[Website and app data records]
———

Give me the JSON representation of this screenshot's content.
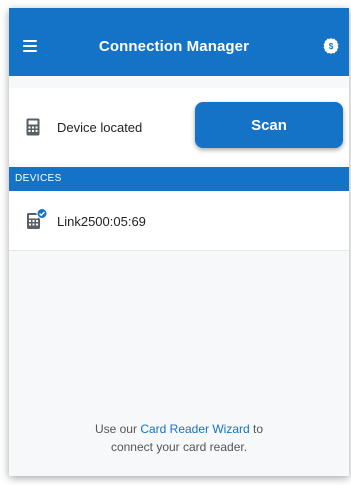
{
  "header": {
    "title": "Connection Manager",
    "menu_icon": "hamburger-menu-icon",
    "settings_icon": "gear-dollar-icon"
  },
  "status": {
    "text": "Device located",
    "icon": "card-reader-icon",
    "scan_label": "Scan"
  },
  "devices": {
    "header": "DEVICES",
    "items": [
      {
        "name": "Link2500:05:69",
        "icon": "card-reader-connected-icon"
      }
    ]
  },
  "footer": {
    "prefix": "Use our ",
    "link": "Card Reader Wizard",
    "suffix": " to",
    "line2": "connect your card reader."
  },
  "colors": {
    "brand": "#1473c7",
    "background": "#f7f8f9"
  }
}
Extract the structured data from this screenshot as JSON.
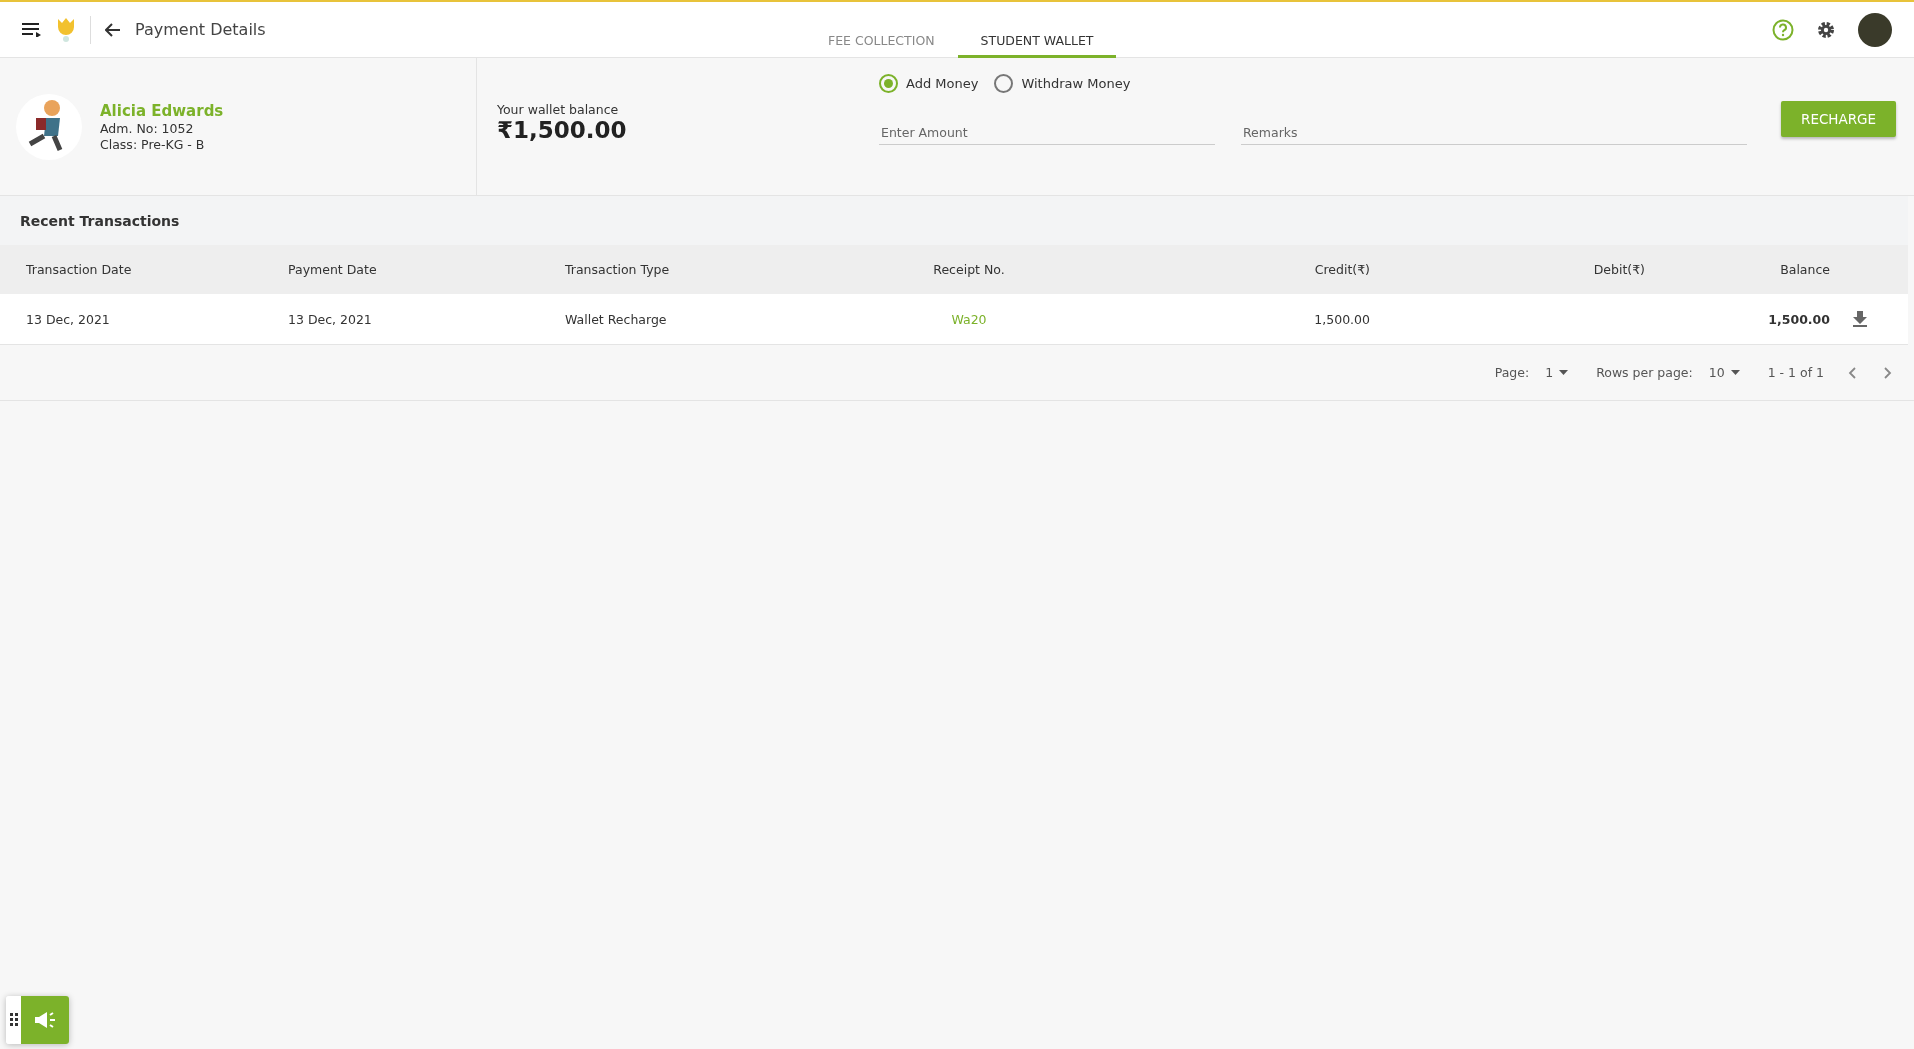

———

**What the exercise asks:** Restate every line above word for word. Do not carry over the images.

**Task answer:**
Give me the JSON representation of this screenshot's content.
{
  "header": {
    "title": "Connection Manager",
    "menu_icon": "hamburger-menu-icon",
    "settings_icon": "gear-dollar-icon"
  },
  "status": {
    "text": "Device located",
    "icon": "card-reader-icon",
    "scan_label": "Scan"
  },
  "devices": {
    "header": "DEVICES",
    "items": [
      {
        "name": "Link2500:05:69",
        "icon": "card-reader-connected-icon"
      }
    ]
  },
  "footer": {
    "prefix": "Use our ",
    "link": "Card Reader Wizard",
    "suffix": " to",
    "line2": "connect your card reader."
  },
  "colors": {
    "brand": "#1473c7",
    "background": "#f7f8f9"
  }
}
Extract the structured data from this screenshot as JSON.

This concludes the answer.